What is expected
Filter the records below for the word "author". Copy each line that holds it.

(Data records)
┄┄┄┄┄┄┄┄┄┄
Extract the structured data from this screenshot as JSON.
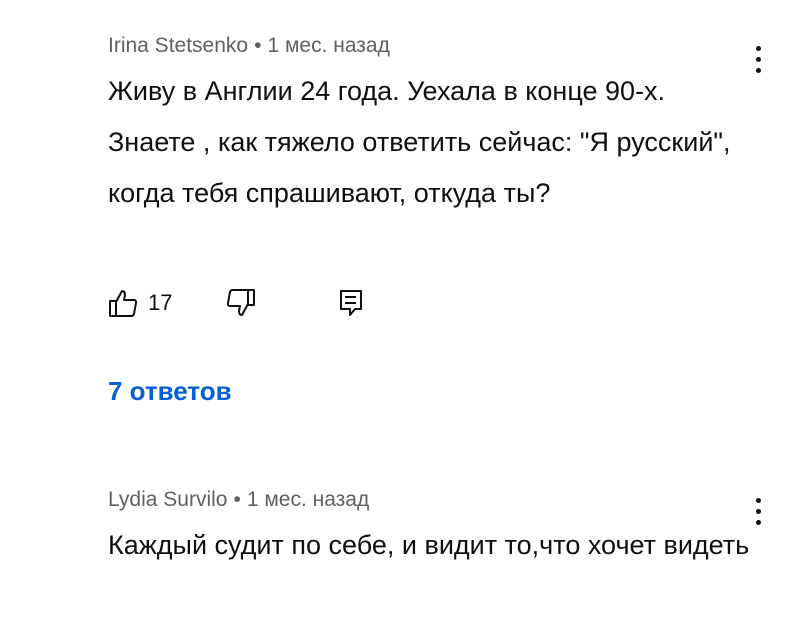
{
  "comments": [
    {
      "author": "Irina Stetsenko",
      "separator": "•",
      "time": "1 мес. назад",
      "text": "Живу в Англии 24 года. Уехала в конце 90-х. Знаете , как тяжело ответить сейчас: \"Я русский\", когда тебя спрашивают, откуда ты?",
      "likes": "17",
      "replies_label": "7 ответов"
    },
    {
      "author": "Lydia Survilo",
      "separator": "•",
      "time": "1 мес. назад",
      "text": "Каждый судит по себе, и видит то,что хочет видеть"
    }
  ],
  "icons": {
    "like": "thumb-up-icon",
    "dislike": "thumb-down-icon",
    "reply": "comment-reply-icon",
    "more": "more-vertical-icon"
  },
  "colors": {
    "link": "#065fd4",
    "meta": "#606060",
    "text": "#0f0f0f"
  }
}
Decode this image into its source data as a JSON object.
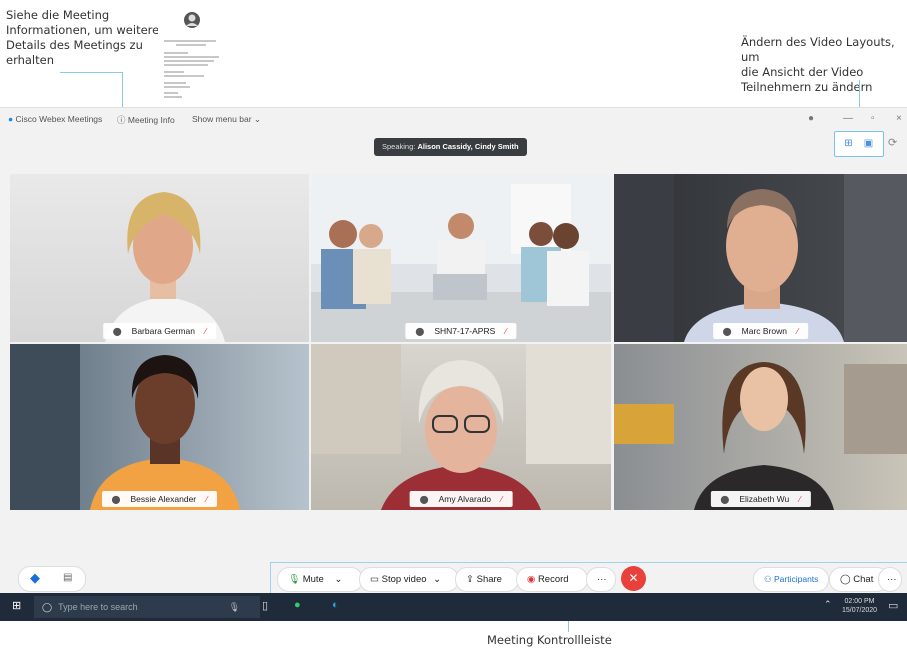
{
  "annotations": {
    "meeting_info": [
      "Siehe die Meeting",
      "Informationen, um weitere",
      "Details des Meetings zu",
      "erhalten"
    ],
    "video_layout": [
      "Ändern des Video Layouts, um",
      "die Ansicht der Video",
      "Teilnehmern zu ändern"
    ],
    "control_bar": "Meeting Kontrollleiste"
  },
  "titlebar": {
    "app_name": "Cisco Webex Meetings",
    "meeting_info": "Meeting Info",
    "show_menu": "Show menu bar"
  },
  "speaking": {
    "prefix": "Speaking:",
    "names": "Alison Cassidy, Cindy Smith"
  },
  "tiles": [
    {
      "name": "Barbara German"
    },
    {
      "name": "SHN7-17-APRS"
    },
    {
      "name": "Marc Brown"
    },
    {
      "name": "Bessie Alexander"
    },
    {
      "name": "Amy Alvarado"
    },
    {
      "name": "Elizabeth Wu"
    }
  ],
  "controls": {
    "mute": "Mute",
    "stop_video": "Stop video",
    "share": "Share",
    "record": "Record",
    "more": "···",
    "participants": "Participants",
    "chat": "Chat"
  },
  "taskbar": {
    "search_placeholder": "Type here to search",
    "time": "02:00 PM",
    "date": "15/07/2020"
  }
}
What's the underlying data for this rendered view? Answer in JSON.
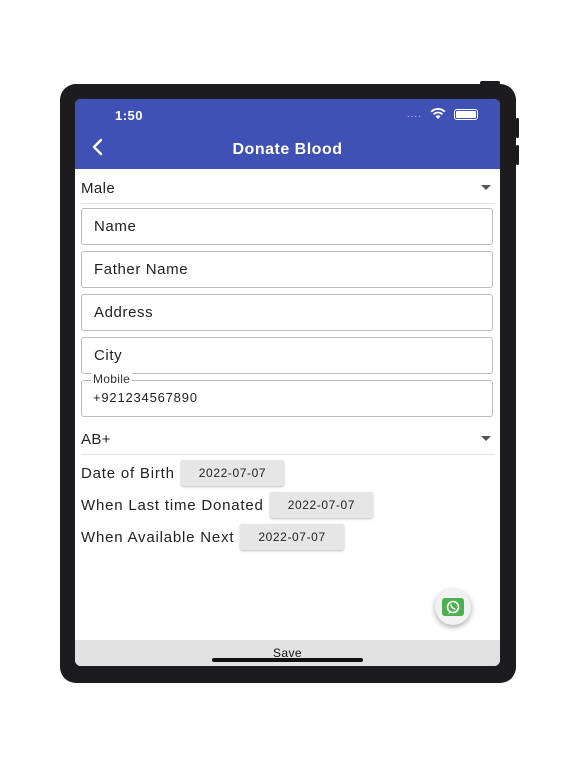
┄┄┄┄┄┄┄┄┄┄
Result for this exercise
      "author": "Irina Stetsenko",
      "author": "Lydia Survilo",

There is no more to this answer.